(Beginning of Task data)
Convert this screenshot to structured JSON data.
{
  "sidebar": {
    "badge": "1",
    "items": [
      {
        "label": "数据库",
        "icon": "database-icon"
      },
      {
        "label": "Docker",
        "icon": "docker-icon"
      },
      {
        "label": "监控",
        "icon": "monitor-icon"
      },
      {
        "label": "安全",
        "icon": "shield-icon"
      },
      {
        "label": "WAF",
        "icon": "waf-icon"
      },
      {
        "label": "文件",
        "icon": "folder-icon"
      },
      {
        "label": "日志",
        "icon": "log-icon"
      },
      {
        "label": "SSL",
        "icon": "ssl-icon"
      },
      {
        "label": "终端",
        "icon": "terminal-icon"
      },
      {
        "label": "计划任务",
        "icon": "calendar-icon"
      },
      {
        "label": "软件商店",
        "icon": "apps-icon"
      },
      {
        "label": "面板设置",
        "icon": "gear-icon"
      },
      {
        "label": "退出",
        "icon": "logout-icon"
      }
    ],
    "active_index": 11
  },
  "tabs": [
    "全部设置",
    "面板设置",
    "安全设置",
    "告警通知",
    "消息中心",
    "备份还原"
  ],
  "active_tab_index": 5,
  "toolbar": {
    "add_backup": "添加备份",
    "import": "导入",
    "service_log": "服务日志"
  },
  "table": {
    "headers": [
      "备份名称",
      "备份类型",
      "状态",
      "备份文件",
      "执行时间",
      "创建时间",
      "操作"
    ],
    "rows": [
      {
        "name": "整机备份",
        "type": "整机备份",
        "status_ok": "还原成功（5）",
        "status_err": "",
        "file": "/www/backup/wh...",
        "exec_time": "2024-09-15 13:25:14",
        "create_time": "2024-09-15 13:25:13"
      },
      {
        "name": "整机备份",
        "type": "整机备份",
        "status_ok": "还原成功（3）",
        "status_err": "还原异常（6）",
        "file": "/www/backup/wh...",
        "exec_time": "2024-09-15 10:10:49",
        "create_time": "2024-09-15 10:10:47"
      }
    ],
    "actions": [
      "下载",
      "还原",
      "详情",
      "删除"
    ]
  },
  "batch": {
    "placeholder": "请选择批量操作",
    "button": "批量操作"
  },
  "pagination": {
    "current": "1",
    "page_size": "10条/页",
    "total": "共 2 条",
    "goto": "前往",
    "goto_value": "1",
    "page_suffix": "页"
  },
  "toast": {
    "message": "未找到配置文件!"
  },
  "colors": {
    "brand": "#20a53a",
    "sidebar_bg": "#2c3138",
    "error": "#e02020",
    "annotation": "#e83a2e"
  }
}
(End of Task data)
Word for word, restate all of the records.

Convert this screenshot to structured JSON data.
{
  "sidebar": {
    "badge": "1",
    "items": [
      {
        "label": "数据库",
        "icon": "database-icon"
      },
      {
        "label": "Docker",
        "icon": "docker-icon"
      },
      {
        "label": "监控",
        "icon": "monitor-icon"
      },
      {
        "label": "安全",
        "icon": "shield-icon"
      },
      {
        "label": "WAF",
        "icon": "waf-icon"
      },
      {
        "label": "文件",
        "icon": "folder-icon"
      },
      {
        "label": "日志",
        "icon": "log-icon"
      },
      {
        "label": "SSL",
        "icon": "ssl-icon"
      },
      {
        "label": "终端",
        "icon": "terminal-icon"
      },
      {
        "label": "计划任务",
        "icon": "calendar-icon"
      },
      {
        "label": "软件商店",
        "icon": "apps-icon"
      },
      {
        "label": "面板设置",
        "icon": "gear-icon"
      },
      {
        "label": "退出",
        "icon": "logout-icon"
      }
    ],
    "active_index": 11
  },
  "tabs": [
    "全部设置",
    "面板设置",
    "安全设置",
    "告警通知",
    "消息中心",
    "备份还原"
  ],
  "active_tab_index": 5,
  "toolbar": {
    "add_backup": "添加备份",
    "import": "导入",
    "service_log": "服务日志"
  },
  "table": {
    "headers": [
      "备份名称",
      "备份类型",
      "状态",
      "备份文件",
      "执行时间",
      "创建时间",
      "操作"
    ],
    "rows": [
      {
        "name": "整机备份",
        "type": "整机备份",
        "status_ok": "还原成功（5）",
        "status_err": "",
        "file": "/www/backup/wh...",
        "exec_time": "2024-09-15 13:25:14",
        "create_time": "2024-09-15 13:25:13"
      },
      {
        "name": "整机备份",
        "type": "整机备份",
        "status_ok": "还原成功（3）",
        "status_err": "还原异常（6）",
        "file": "/www/backup/wh...",
        "exec_time": "2024-09-15 10:10:49",
        "create_time": "2024-09-15 10:10:47"
      }
    ],
    "actions": [
      "下载",
      "还原",
      "详情",
      "删除"
    ]
  },
  "batch": {
    "placeholder": "请选择批量操作",
    "button": "批量操作"
  },
  "pagination": {
    "current": "1",
    "page_size": "10条/页",
    "total": "共 2 条",
    "goto": "前往",
    "goto_value": "1",
    "page_suffix": "页"
  },
  "toast": {
    "message": "未找到配置文件!"
  },
  "colors": {
    "brand": "#20a53a",
    "sidebar_bg": "#2c3138",
    "error": "#e02020",
    "annotation": "#e83a2e"
  }
}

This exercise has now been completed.